- PROBLEM DETAILS
As you look over the data below, please find each line where the word "Structural" appears, then copy it.

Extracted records
Start of Block

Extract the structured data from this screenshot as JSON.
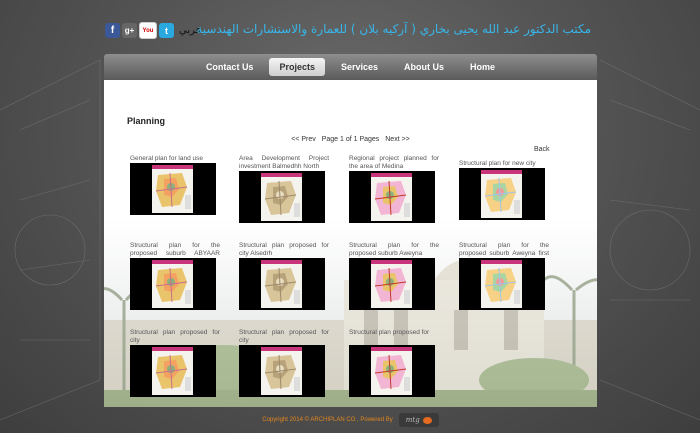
{
  "header": {
    "title": "مكتب الدكتور عبد الله يحيى بخاري ( آركيه بلان ) للعمارة والاستشارات الهندسية",
    "language_link": "عربي",
    "social": [
      {
        "icon": "facebook-icon",
        "glyph": "f"
      },
      {
        "icon": "google-plus-icon",
        "glyph": "g+"
      },
      {
        "icon": "youtube-icon",
        "glyph": "You"
      },
      {
        "icon": "twitter-icon",
        "glyph": "t"
      }
    ]
  },
  "nav": {
    "items": [
      "Contact Us",
      "Projects",
      "Services",
      "About Us",
      "Home"
    ],
    "active": "Projects"
  },
  "main": {
    "title": "Planning",
    "pager": {
      "prev": "<< Prev",
      "status": "Page 1 of 1 Pages",
      "next": "Next >>"
    },
    "back": "Back",
    "projects": [
      {
        "caption": "General plan for land use"
      },
      {
        "caption": "Area Development Project investment Balmedhh North"
      },
      {
        "caption": "Regional project planned for the area of Medina"
      },
      {
        "caption": "Structural plan for new city"
      },
      {
        "caption": "Structural plan for the proposed suburb ABYAAR Walker"
      },
      {
        "caption": "Structural plan proposed for city Alsedrh"
      },
      {
        "caption": "Structural plan for the proposed suburb Aweyna"
      },
      {
        "caption": "Structural plan for the proposed suburb Aweyna first alternative"
      },
      {
        "caption": "Structural plan proposed for city"
      },
      {
        "caption": "Structural plan proposed for city"
      },
      {
        "caption": "Structural plan proposed for"
      }
    ]
  },
  "footer": {
    "text": "Copyright 2014 © ARCHIPLAN CO , Powered By",
    "logo_text": "mtg"
  },
  "colors": {
    "accent": "#38b6ea",
    "footer": "#e3871e",
    "nav": "#6e6e6e"
  }
}
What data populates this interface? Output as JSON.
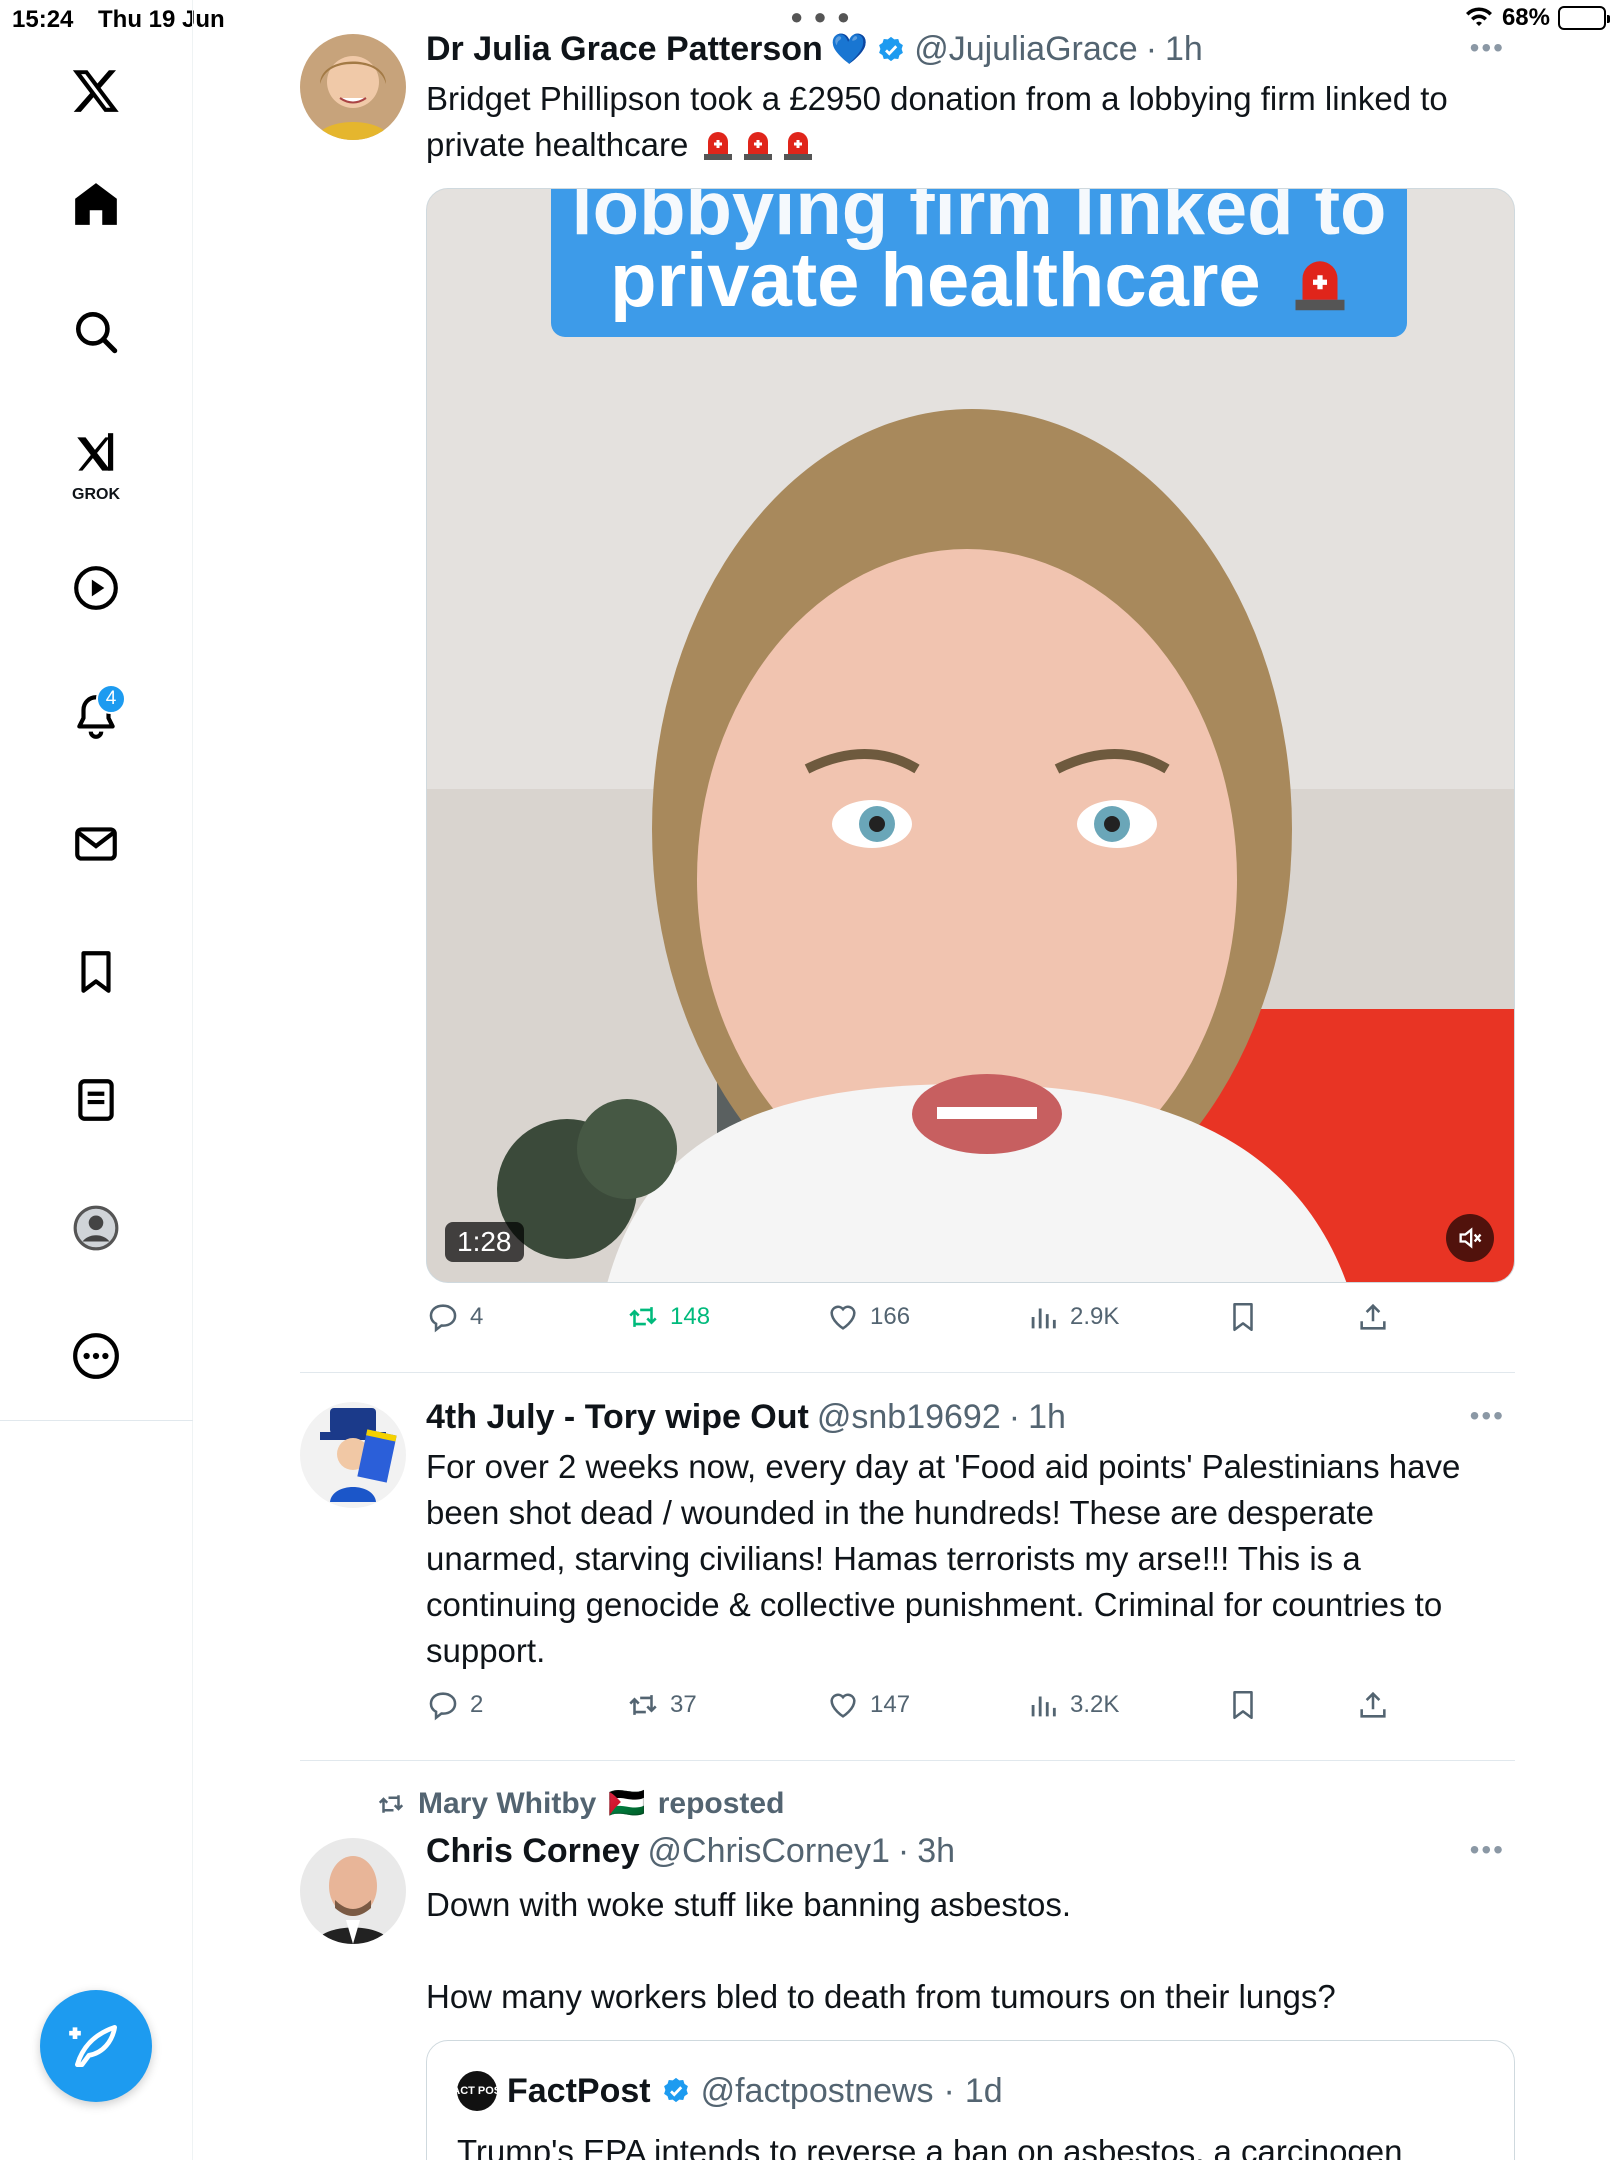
{
  "status_bar": {
    "time": "15:24",
    "date": "Thu 19 Jun",
    "battery": "68%",
    "battery_level": 0.68
  },
  "sidebar": {
    "items": [
      {
        "name": "x-logo-icon"
      },
      {
        "name": "home-icon"
      },
      {
        "name": "search-icon"
      },
      {
        "name": "grok-icon",
        "label": "GROK"
      },
      {
        "name": "video-play-icon"
      },
      {
        "name": "notifications-bell-icon",
        "badge": "4"
      },
      {
        "name": "messages-mail-icon"
      },
      {
        "name": "bookmarks-icon"
      },
      {
        "name": "lists-icon"
      },
      {
        "name": "profile-icon"
      },
      {
        "name": "more-icon"
      }
    ],
    "compose_icon": "compose-feather-icon"
  },
  "tweets": [
    {
      "name": "Dr Julia Grace Patterson",
      "name_emoji": "💙",
      "handle": "@JujuliaGrace",
      "time": "1h",
      "text": "Bridget Phillipson took a £2950 donation from a lobbying firm linked to",
      "text_line2": "private healthcare",
      "video": {
        "caption_line1": "lobbying firm linked to",
        "caption_line2": "private healthcare",
        "duration": "1:28"
      },
      "stats": {
        "replies": "4",
        "reposts": "148",
        "likes": "166",
        "views": "2.9K"
      }
    },
    {
      "name": "4th July - Tory wipe Out",
      "handle": "@snb19692",
      "time": "1h",
      "text": "For over 2 weeks now, every day at 'Food aid points' Palestinians have been shot dead / wounded in the hundreds! These are desperate unarmed, starving civilians! Hamas terrorists my arse!!! This is a continuing genocide & collective punishment. Criminal for countries to support.",
      "stats": {
        "replies": "2",
        "reposts": "37",
        "likes": "147",
        "views": "3.2K"
      }
    },
    {
      "reposted_by": "Mary Whitby",
      "reposted_flag": "🇵🇸",
      "reposted_label": "reposted",
      "name": "Chris Corney",
      "handle": "@ChrisCorney1",
      "time": "3h",
      "text_p1": "Down with woke stuff like banning asbestos.",
      "text_p2": "How many workers bled to death from tumours on their lungs?",
      "quote": {
        "avatar_text": "FACT POST",
        "name": "FactPost",
        "handle": "@factpostnews",
        "time": "1d",
        "text": "Trump's EPA intends to reverse a ban on asbestos, a carcinogen"
      }
    }
  ],
  "colors": {
    "accent": "#1d9bf0",
    "repost_green": "#00ba7c",
    "muted": "#536471"
  }
}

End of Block

- REPLY
        "caption": "Structural plan for new city"
        "caption": "Structural plan for the proposed suburb ABYAAR Walker"
        "caption": "Structural plan proposed for city Alsedrh"
        "caption": "Structural plan for the proposed suburb Aweyna"
        "caption": "Structural plan for the proposed suburb Aweyna first alternative"
        "caption": "Structural plan proposed for city"
        "caption": "Structural plan proposed for city"
        "caption": "Structural plan proposed for"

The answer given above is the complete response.